ABSTRACT
Our understanding of translation underpins our capacity to engineer living systems. The canonical start codon (AUG) and a few near-cognates (GUG, UUG) are considered as the ‘start codons’ for translation initiation in Escherichia coli. Translation is typically not thought to initiate from the 61 remaining codons. Here, we quantified translation initiation of green fluorescent protein and nanoluciferase in E. coli from all 64 triplet codons and across a range of DNA copy number. We detected initiation of protein synthesis above measurement background for 47 codons. Translation from non-canonical start codons ranged from 0.007 to 3% relative to translation from AUG. Translation from 17 non-AUG codons exceeded the highest reported rates of non-cognate codon recognition. Translation initiation from non-canonical start codons may contribute to the synthesis of peptides in both natural and synthetic biological systems.

7 Replies to “Now not 7 but 47 mRNA start codons?!

  1. 1
    Dionisio says:

    We wonder why so few genes have been annotated with non-canonical start codons in bacterial genomes.

    [it’s possible] that many naturally occurring non-canonical start codons and so-initiated proteins remain undiscovered because nobody has looked for them.

    The presence of frequent but very low-level expression of proteins via non-canonical start codons would have widespread implications for genome annotation, cellular engineering and our fundamental understanding of translation initiation.

    We encourage reconsidering existing definitions and further exploration of what is considered a start codon.

    Measurements of translation initiation from all 64 codons in E. coli
    Ariel Hecht
    Jeff Glasgow
    Paul R. Jaschke
    Lukmaan A. Bawazer
    Matthew S. Munson
    Jennifer R. Cochran
    Drew Endy
    Marc Salit
    Nucleic Acids Res gkx070.
    DOI: https://doi.org/10.1093/nar/gkx070

  2. 2
    Dionisio says:

    “We wonder why…”

    Yes, that’s the sense of wonder we had as children but we lost as we turned older and became absorbed in the mundane routines of the worldly existence. Glad to see they “wonder why…” again. That’s encouraging. 🙂

    Scientist should humbly think with open minds. They should humbly think beyond potentially misleading preconceived paradigms.
    They should test everything and hold what is good.

  3. 3
    Dionisio says:

    From the last paragraph in the “Discussion” section of the paper referenced @1:

    “One possibility is that…”
    “Another possibility is that…”

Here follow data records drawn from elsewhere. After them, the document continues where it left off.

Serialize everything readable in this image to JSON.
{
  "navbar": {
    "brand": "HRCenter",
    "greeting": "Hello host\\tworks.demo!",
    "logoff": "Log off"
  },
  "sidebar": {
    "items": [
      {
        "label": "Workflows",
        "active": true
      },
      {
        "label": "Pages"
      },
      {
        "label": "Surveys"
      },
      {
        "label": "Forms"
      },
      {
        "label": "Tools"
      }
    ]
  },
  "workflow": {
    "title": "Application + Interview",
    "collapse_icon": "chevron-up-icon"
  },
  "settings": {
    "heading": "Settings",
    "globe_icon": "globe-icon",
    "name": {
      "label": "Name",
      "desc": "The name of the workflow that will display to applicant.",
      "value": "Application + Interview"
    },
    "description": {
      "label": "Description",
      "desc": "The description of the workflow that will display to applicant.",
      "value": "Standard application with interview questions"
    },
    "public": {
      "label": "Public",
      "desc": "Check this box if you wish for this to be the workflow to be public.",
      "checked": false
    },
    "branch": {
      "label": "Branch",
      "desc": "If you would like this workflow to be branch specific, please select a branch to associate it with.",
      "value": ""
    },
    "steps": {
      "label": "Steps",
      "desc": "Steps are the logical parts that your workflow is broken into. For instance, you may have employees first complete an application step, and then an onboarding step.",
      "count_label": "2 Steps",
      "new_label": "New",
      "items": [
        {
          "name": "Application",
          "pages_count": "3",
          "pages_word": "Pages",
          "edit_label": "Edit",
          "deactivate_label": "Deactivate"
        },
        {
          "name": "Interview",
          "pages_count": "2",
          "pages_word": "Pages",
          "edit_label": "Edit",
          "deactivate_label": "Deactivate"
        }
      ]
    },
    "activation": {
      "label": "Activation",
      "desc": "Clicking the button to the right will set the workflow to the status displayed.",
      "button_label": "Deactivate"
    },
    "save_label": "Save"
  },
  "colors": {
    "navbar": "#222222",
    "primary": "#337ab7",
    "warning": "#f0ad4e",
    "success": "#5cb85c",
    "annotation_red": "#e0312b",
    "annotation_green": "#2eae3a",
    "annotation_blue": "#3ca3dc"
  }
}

    Guessing or speculating, but really many times they have no idea why things happen and many times they have no idea how things happen. But that’s part of the scientific research. Keep looking at the fish. We ain’t seen nothing yet. 🙂

  4. 4
    Dionisio says:

    From the last paragraph in the “Discussion” section of the paper referenced @1:

    “…remain undiscovered because nobody has looked for them.”

    Well, that could happen. Sometimes certain things could be discovered while looking for something else. Serendipity? But many times if nobody has looked for certain things then it’s very possible that they remain undiscovered.
    Perhaps a question to ask in this particular case is why nobody has looked for them?

  5. 5
    Dionisio says:

    From the last paragraph in the “Discussion” section of the paper referenced @1:

    “…would have widespread implications for […] our fundamental understanding of translation initiation.”

    Yes, that’s part of scientific research. With every new discovery the big picture gets clearer.

    That’s why we should look forward, with increasing anticipation, to reading future research papers about new discoveries shedding more light on the elaborate molecular and cellular choreographies orchestrated within the biological systems.

  6. 6
    Dionisio says:

    From the last paragraph in the “Discussion” section of the paper referenced @1:

    “… encourage reconsidering existing definitions…”

    That seems quite [r]evolutionary, doesn’t it? 🙂

  7. 7
    Dionisio says:

    From the last paragraph in the “Discussion” section of the paper referenced @1:

    “…encourage […] further exploration…”

    That shouldn’t hurt. 🙂
    Keep looking at the fish.
    They ain’t seen nothing yet.
    The best is still ahead.

Leave a Reply